Calibrating settings and seeing how they work with previous adjustments also takes time. If there are some incompatibilities, users must fix them manually. Developers will also need some time to explore new features.

Another downside of frequently changing themes is destroying the user experience. People who already visited the website know how to navigate it. They also know what it looks like and can easily identify it. Abruptly installing a new theme throws everything out of the window. Users will get confused and frustrated, which is totally understandable.

You try to fix everything with plugins
Most WordPress themes don’t have many features built into them. That’s why developers try to add them by installing plugins. But having too many add-ons to the page may do more harm than good. A single poorly made plugin can make the website vulnerable to security breaches and slow down its performance.

Of course, saying that all WordPress add-ons are poorly coded is a bit exaggerated. The platform does have many decently made plugins. The problem is that there are over 50.000 add-ons available. Only experienced programmers can tell the good from the bad. Not to mention that you risk every time you add a new feature to the page.

Owners may want to install plugins for the following features:

  • eCommerce integration;
  • social media sharing;
  • spam protection;
  • live chat.

Many premium themes provide these features, eliminating the need for more plugins. But even they may not have all the required tools. That’s why you should consider leaving WordPress for another platform.

You can’t make a landing page
Every website needs a landing page with no sidebar and navigation menu. This is so that visitors don’t get distracted from the call to action. Most free WordPress themes lack the ability to detach all navigation from pages. There are many variants that allow removing the sidebar. They are used for things like static homepages and single-page websites.

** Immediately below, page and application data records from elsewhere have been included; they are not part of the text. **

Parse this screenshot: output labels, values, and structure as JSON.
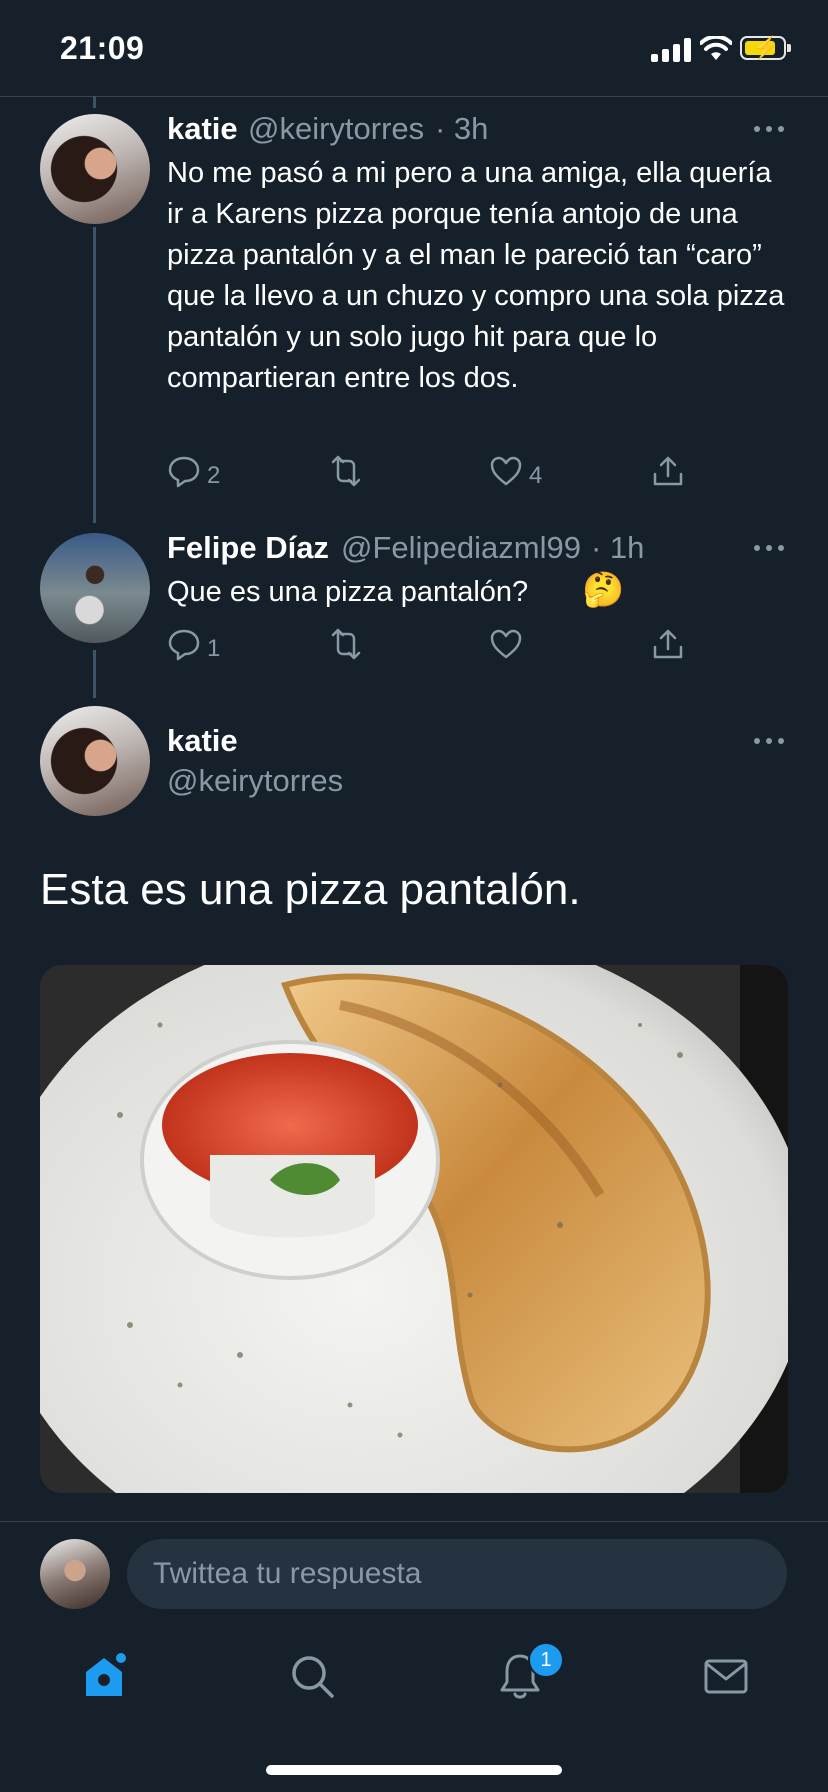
{
  "status_bar": {
    "time": "21:09"
  },
  "tweets": [
    {
      "name": "katie",
      "handle": "@keirytorres",
      "time": "· 3h",
      "text": "No me pasó a mi pero a una amiga, ella quería ir a Karens pizza porque tenía antojo de una pizza pantalón y a el man le pareció tan “caro” que la llevo a un chuzo y compro una sola pizza pantalón y un solo jugo hit para que lo compartieran entre los dos.",
      "replies": "2",
      "retweets": "",
      "likes": "4"
    },
    {
      "name": "Felipe Díaz",
      "handle": "@Felipediazml99",
      "time": "· 1h",
      "text": "Que es una pizza pantalón?",
      "emoji": "🤔",
      "replies": "1",
      "retweets": "",
      "likes": ""
    }
  ],
  "main_tweet": {
    "name": "katie",
    "handle": "@keirytorres",
    "text": "Esta es una pizza pantalón.",
    "media_icon": "calzone-photo"
  },
  "reply": {
    "placeholder": "Twittea tu respuesta"
  },
  "tabbar": {
    "notification_badge": "1",
    "accent_color": "#1d9bf0",
    "icons": [
      "home-icon",
      "search-icon",
      "notifications-icon",
      "messages-icon"
    ]
  },
  "colors": {
    "background": "#15202b",
    "secondary_text": "#8899a6",
    "divider": "#38444d"
  }
}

But they don’t have the option of removing the navigation bar on specific pages. This is a key element of landing pages. A couple of free plugins can do the job, but their quality is questionable.

You can’t fix bugs
It is hugely disappointing when a theme or a plugin doesn’t work properly. What’s even worse, you find out there is no help coming your way. This is the sad reality behind most free WordPress content. The developers either respond once in a blue moon (if you are lucky) or don’t respond at all.

If something is free, there is no guarantee its maker has any interest in helping someone out. But when the software is full of bugs and nobody fixes them, there is a strong chance nobody works on the program.

In some cases, the latest plugin updates can make them malfunction. In others, a feature might not be working properly. That’s when people who run their websites on WordPress need help from tech support.

If lucky, they might be able to contact the devs or submit a support ticket. But if those options are not available, the only thing to do is roam WordPress forums in search of answers. Perhaps, someone else has found a solution to your problem. But you might as well get no answers at all.

You got hacked
WordPress users are aware that they must keep the CMS up-to-date for safety reasons. But few of them know that the same should be done to themes and plugins. Both of these components can be a source of security threats if they aren’t updated in a timely fashion.

The problem is that free content isn’t updated regularly. Additionally, most free themes are written with Base64 code, known as a primary target for spammers. They use it to hide malware, link injections, spam links, and malicious code.

Some of the tell-tale signs of being hacked include the change of home page. Owners may also receive notifications from the browser about the site being compromised. The most obvious case is when you can enter the dashboard with your password.

In conclusion
If you checked some or even all the boxes, it’s time to move to another CMS platform. There are plenty of website-building services, including Wix, Squarespace, Webflow, and Joomla!. Each of them has its own features and specialization. Spend some time with each of them to find the best solution for you.


Photo by Marvin Meyer on Unsplash